With another year now behind us, and plenty of changes afoot across the local new car industry, it is an opportune time to look back and see which names have bid us farewell.
In total, more than 20 different models were retired from the Australian market last year, with two brands consigned to the history books. In the first of a three-part guide, we take a look at the 'A to F' of discontinued cars from 2021.
One of the two brands to depart our shores, and the first of the models we're covering, Alpine's A110 is no longer available down under. Although not a particularly well-known name, it has suffered from the same fate as a number of other names, and no, it wasn't necessarily low volumes that spelled the end either. In fact, the Australian Design Rule 85/00 regulation, which kicked off from November and governs the design of cars for side impact collisions, meant that Alpine saw little reason to engineer cars specifically for the Australian market. While bidding farewell to Australia on the back of the development, Alpine could return in the future when it launches its EV range.
One of the few remaining genuine supercars sold in Australia, the Audi R8 has been retired from the local car market, despite getting a new lease on life abroad. The local version of the R8 was powered by a thunderous V10, however, the German auto-maker has decided to draw a line under the production of this engine. With no replacement earmarked, it is curtains for this potent supercar.
BMW 2 Series Convertible
While the highly-acclaimed 2 Series saw a new coupe join the stables, BMW made the decision to discontinue the convertible version.
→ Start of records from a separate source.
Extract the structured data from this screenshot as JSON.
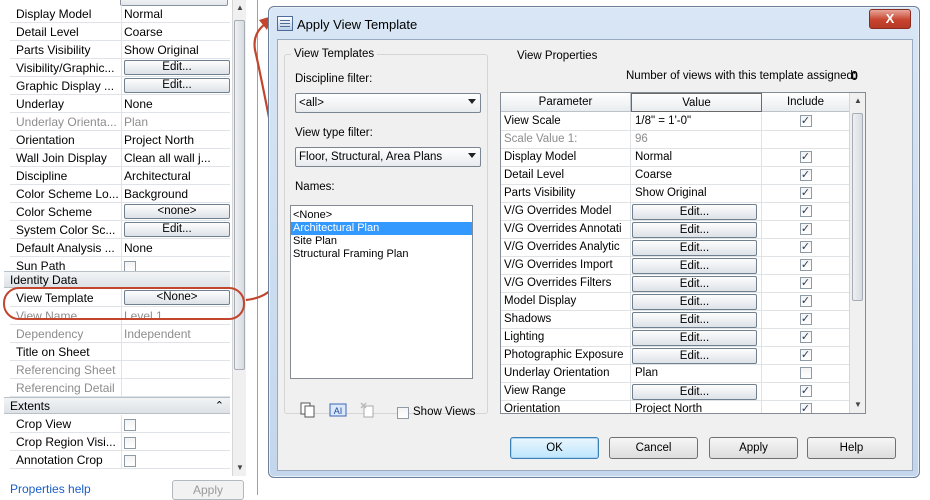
{
  "properties": {
    "rows": [
      {
        "name": "Display Model",
        "value": "Normal",
        "type": "text"
      },
      {
        "name": "Detail Level",
        "value": "Coarse",
        "type": "text"
      },
      {
        "name": "Parts Visibility",
        "value": "Show Original",
        "type": "text"
      },
      {
        "name": "Visibility/Graphic...",
        "value": "Edit...",
        "type": "button"
      },
      {
        "name": "Graphic Display ...",
        "value": "Edit...",
        "type": "button"
      },
      {
        "name": "Underlay",
        "value": "None",
        "type": "text"
      },
      {
        "name": "Underlay Orienta...",
        "value": "Plan",
        "type": "text",
        "gray": true
      },
      {
        "name": "Orientation",
        "value": "Project North",
        "type": "text"
      },
      {
        "name": "Wall Join Display",
        "value": "Clean all wall j...",
        "type": "text"
      },
      {
        "name": "Discipline",
        "value": "Architectural",
        "type": "text"
      },
      {
        "name": "Color Scheme Lo...",
        "value": "Background",
        "type": "text"
      },
      {
        "name": "Color Scheme",
        "value": "<none>",
        "type": "button"
      },
      {
        "name": "System Color Sc...",
        "value": "Edit...",
        "type": "button"
      },
      {
        "name": "Default Analysis ...",
        "value": "None",
        "type": "text"
      },
      {
        "name": "Sun Path",
        "value": "",
        "type": "check",
        "checked": false
      }
    ],
    "identity_section": "Identity Data",
    "identity_rows": [
      {
        "name": "View Template",
        "value": "<None>",
        "type": "button"
      },
      {
        "name": "View Name",
        "value": "Level 1",
        "type": "text",
        "gray": true
      },
      {
        "name": "Dependency",
        "value": "Independent",
        "type": "text",
        "gray": true
      },
      {
        "name": "Title on Sheet",
        "value": "",
        "type": "text"
      },
      {
        "name": "Referencing Sheet",
        "value": "",
        "type": "text",
        "gray": true
      },
      {
        "name": "Referencing Detail",
        "value": "",
        "type": "text",
        "gray": true
      }
    ],
    "extents_section": "Extents",
    "extents_rows": [
      {
        "name": "Crop View",
        "value": "",
        "type": "check",
        "checked": false
      },
      {
        "name": "Crop Region Visi...",
        "value": "",
        "type": "check",
        "checked": false
      },
      {
        "name": "Annotation Crop",
        "value": "",
        "type": "check",
        "checked": false
      }
    ],
    "help_link": "Properties help",
    "apply_label": "Apply"
  },
  "dialog": {
    "title": "Apply View Template",
    "close_label": "X",
    "view_templates": {
      "group_label": "View Templates",
      "discipline_label": "Discipline filter:",
      "discipline_value": "<all>",
      "type_label": "View type filter:",
      "type_value": "Floor, Structural, Area Plans",
      "names_label": "Names:",
      "names": [
        "<None>",
        "Architectural Plan",
        "Site Plan",
        "Structural Framing Plan"
      ],
      "selected_name": "Architectural Plan",
      "show_views_label": "Show Views"
    },
    "view_properties": {
      "group_label": "View Properties",
      "count_label": "Number of views with this template assigned:",
      "count_value": "0",
      "columns": [
        "Parameter",
        "Value",
        "Include"
      ],
      "rows": [
        {
          "param": "View Scale",
          "value": "1/8\" = 1'-0\"",
          "type": "combo",
          "include": true
        },
        {
          "param": "Scale Value    1:",
          "value": "96",
          "type": "text",
          "include": null,
          "gray": true
        },
        {
          "param": "Display Model",
          "value": "Normal",
          "type": "text",
          "include": true
        },
        {
          "param": "Detail Level",
          "value": "Coarse",
          "type": "text",
          "include": true
        },
        {
          "param": "Parts Visibility",
          "value": "Show Original",
          "type": "text",
          "include": true
        },
        {
          "param": "V/G Overrides Model",
          "value": "Edit...",
          "type": "button",
          "include": true
        },
        {
          "param": "V/G Overrides Annotati",
          "value": "Edit...",
          "type": "button",
          "include": true
        },
        {
          "param": "V/G Overrides Analytic",
          "value": "Edit...",
          "type": "button",
          "include": true
        },
        {
          "param": "V/G Overrides Import",
          "value": "Edit...",
          "type": "button",
          "include": true
        },
        {
          "param": "V/G Overrides Filters",
          "value": "Edit...",
          "type": "button",
          "include": true
        },
        {
          "param": "Model Display",
          "value": "Edit...",
          "type": "button",
          "include": true
        },
        {
          "param": "Shadows",
          "value": "Edit...",
          "type": "button",
          "include": true
        },
        {
          "param": "Lighting",
          "value": "Edit...",
          "type": "button",
          "include": true
        },
        {
          "param": "Photographic Exposure",
          "value": "Edit...",
          "type": "button",
          "include": true
        },
        {
          "param": "Underlay Orientation",
          "value": "Plan",
          "type": "text",
          "include": false
        },
        {
          "param": "View Range",
          "value": "Edit...",
          "type": "button",
          "include": true
        },
        {
          "param": "Orientation",
          "value": "Project North",
          "type": "text",
          "include": true
        }
      ]
    },
    "buttons": {
      "ok": "OK",
      "cancel": "Cancel",
      "apply": "Apply",
      "help": "Help"
    }
  },
  "colors": {
    "annotation": "#c2452d",
    "selection": "#3399ff",
    "link": "#1a5ec7"
  }
}
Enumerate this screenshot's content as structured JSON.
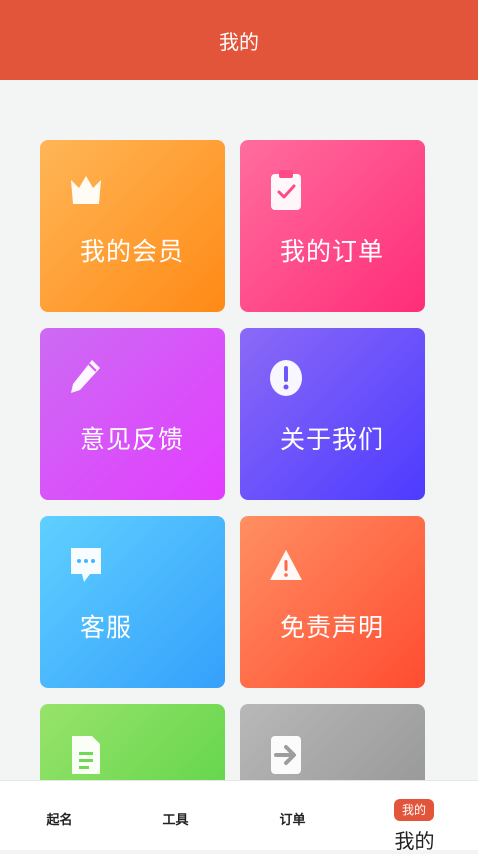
{
  "header": {
    "title": "我的"
  },
  "tiles": [
    {
      "label": "我的会员",
      "icon": "crown-icon"
    },
    {
      "label": "我的订单",
      "icon": "clipboard-check-icon"
    },
    {
      "label": "意见反馈",
      "icon": "pencil-icon"
    },
    {
      "label": "关于我们",
      "icon": "info-exclamation-icon"
    },
    {
      "label": "客服",
      "icon": "chat-bubble-icon"
    },
    {
      "label": "免责声明",
      "icon": "warning-icon"
    },
    {
      "label": "",
      "icon": "document-icon"
    },
    {
      "label": "",
      "icon": "logout-icon"
    }
  ],
  "tabbar": {
    "items": [
      {
        "label": "起名"
      },
      {
        "label": "工具"
      },
      {
        "label": "订单"
      },
      {
        "label": "我的",
        "badge": "我的"
      }
    ]
  }
}
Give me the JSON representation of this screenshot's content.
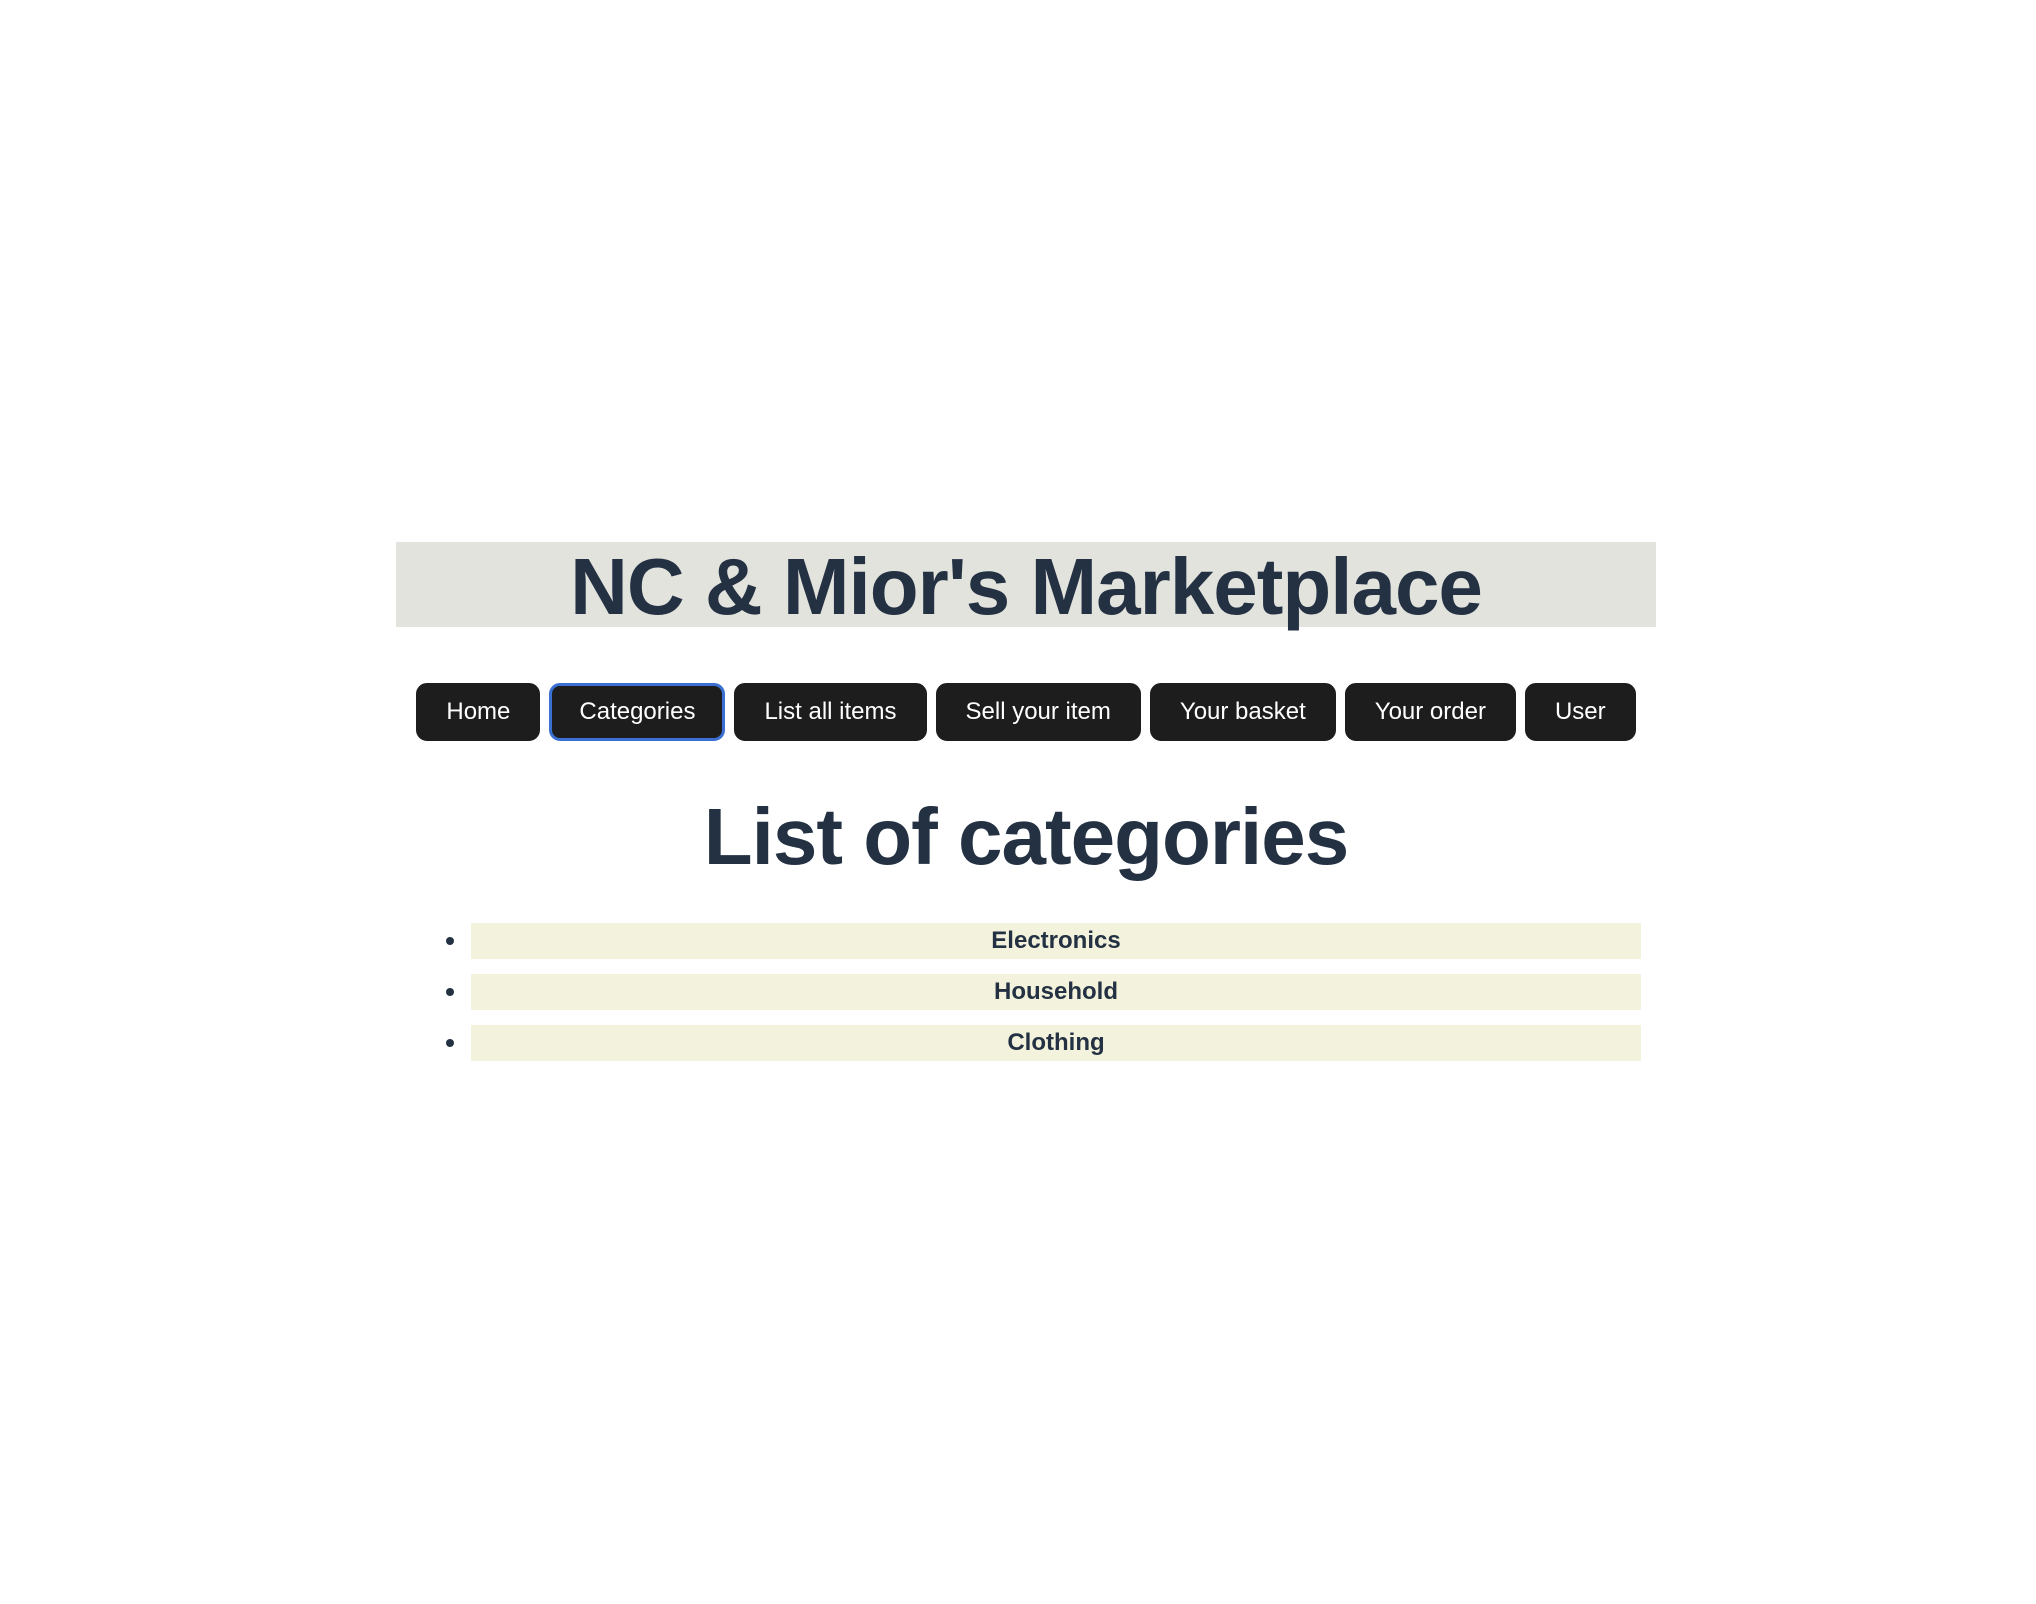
{
  "site": {
    "title": "NC & Mior's Marketplace"
  },
  "nav": {
    "items": [
      {
        "label": "Home",
        "focused": false
      },
      {
        "label": "Categories",
        "focused": true
      },
      {
        "label": "List all items",
        "focused": false
      },
      {
        "label": "Sell your item",
        "focused": false
      },
      {
        "label": "Your basket",
        "focused": false
      },
      {
        "label": "Your order",
        "focused": false
      },
      {
        "label": "User",
        "focused": false
      }
    ]
  },
  "main": {
    "heading": "List of categories",
    "categories": [
      "Electronics",
      "Household",
      "Clothing"
    ]
  },
  "colors": {
    "text": "#233142",
    "banner_bg": "#e3e3de",
    "button_bg": "#1d1d1d",
    "focus_ring": "#3b6fd1",
    "category_bg": "#f3f3dd"
  }
}
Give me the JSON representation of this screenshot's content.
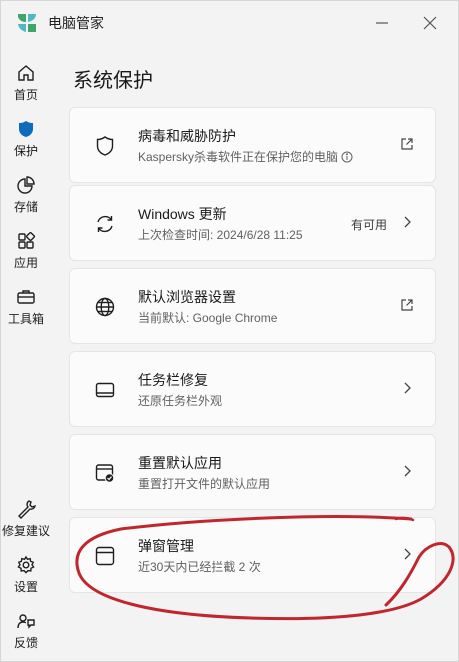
{
  "titlebar": {
    "app_title": "电脑管家"
  },
  "sidebar": {
    "items": [
      {
        "label": "首页",
        "icon": "home-icon"
      },
      {
        "label": "保护",
        "icon": "shield-icon"
      },
      {
        "label": "存储",
        "icon": "pie-chart-icon"
      },
      {
        "label": "应用",
        "icon": "apps-grid-icon"
      },
      {
        "label": "工具箱",
        "icon": "toolbox-icon"
      },
      {
        "label": "修复建议",
        "icon": "wrench-icon"
      },
      {
        "label": "设置",
        "icon": "gear-icon"
      },
      {
        "label": "反馈",
        "icon": "feedback-icon"
      }
    ],
    "active": "保护"
  },
  "main": {
    "title": "系统保护",
    "cards": [
      {
        "title": "病毒和威胁防护",
        "subtitle": "Kaspersky杀毒软件正在保护您的电脑",
        "status": "",
        "icon": "shield-outline-icon",
        "action": "external-link-icon"
      },
      {
        "title": "Windows 更新",
        "subtitle": "上次检查时间: 2024/6/28 11:25",
        "status": "有可用",
        "icon": "refresh-icon",
        "action": "chevron-right-icon"
      },
      {
        "title": "默认浏览器设置",
        "subtitle": "当前默认: Google Chrome",
        "status": "",
        "icon": "globe-icon",
        "action": "external-link-icon"
      },
      {
        "title": "任务栏修复",
        "subtitle": "还原任务栏外观",
        "status": "",
        "icon": "taskbar-icon",
        "action": "chevron-right-icon"
      },
      {
        "title": "重置默认应用",
        "subtitle": "重置打开文件的默认应用",
        "status": "",
        "icon": "reset-apps-icon",
        "action": "chevron-right-icon"
      },
      {
        "title": "弹窗管理",
        "subtitle": "近30天内已经拦截 2 次",
        "status": "",
        "icon": "popup-window-icon",
        "action": "chevron-right-icon"
      }
    ]
  },
  "colors": {
    "accent": "#0f6cbd",
    "annotation": "#c0262d",
    "logo_green": "#3fa66a",
    "logo_teal": "#4fb7c6"
  }
}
A growing number of manufacturers have deserted the convertible format, which is a sad development for motoring enthusiasts who love nothing more than a Sunday afternoon drive with the soft-top down.
BMW has been working feverishly to introduce new electric vehicles, and as a result that means the Bavarian auto-maker's original electric development no longer has a place in the company's line-up. The iX, iX3 and i4 are now taking centre stage, offering a longer driving range, and they are delightful replacements, that's for sure.
Sadly, the departure of the Chrysler 300 means two things. First, Chrysler became the second brand to exit the Australian market in 2021. Meanwhile, the 300 was one of the only remaining V6 and V8 sedans available for sale. It is understood the 300 will be retired from 2023 globally, but in the meantime there was no longer a place for the model on our shores.
With sales slumping to near-negligible levels, the Citroen C3 Aircross appeared to be on borrowed time. Nonetheless, the compact SUV was retired from Australia at the end of 2021, and while the French brand remains a low volume seller, it will be hoping some of its other models can gain a little more traction. The C3 Aircross has plenty of substitutes courtesy of the C3, C4, C5 Aircross and C5 X.
Another low volume shifter, Fiat has seen sales of its Doblo van and 500X compact SUV grind to a halt over the years. The brand has picked up on the difficulties selling down under, citing consumer preferences as the reason for the withdrawal of the two models. Following the changes, Fiat now sells just two models down under - the 500 and Ducato.
Ford Focus (entry and mid-tier variants)
Ford Australia has been cropping its Focus range for some time now, and after the most-recent changes, only the sport-inspired ST and ST X models remain available for sale. With Ford deciding to retire the entry and mid-tier variants on the back of declining sales for small cars across the industry, it has made a conscious decision to compete in the hot hatch territory.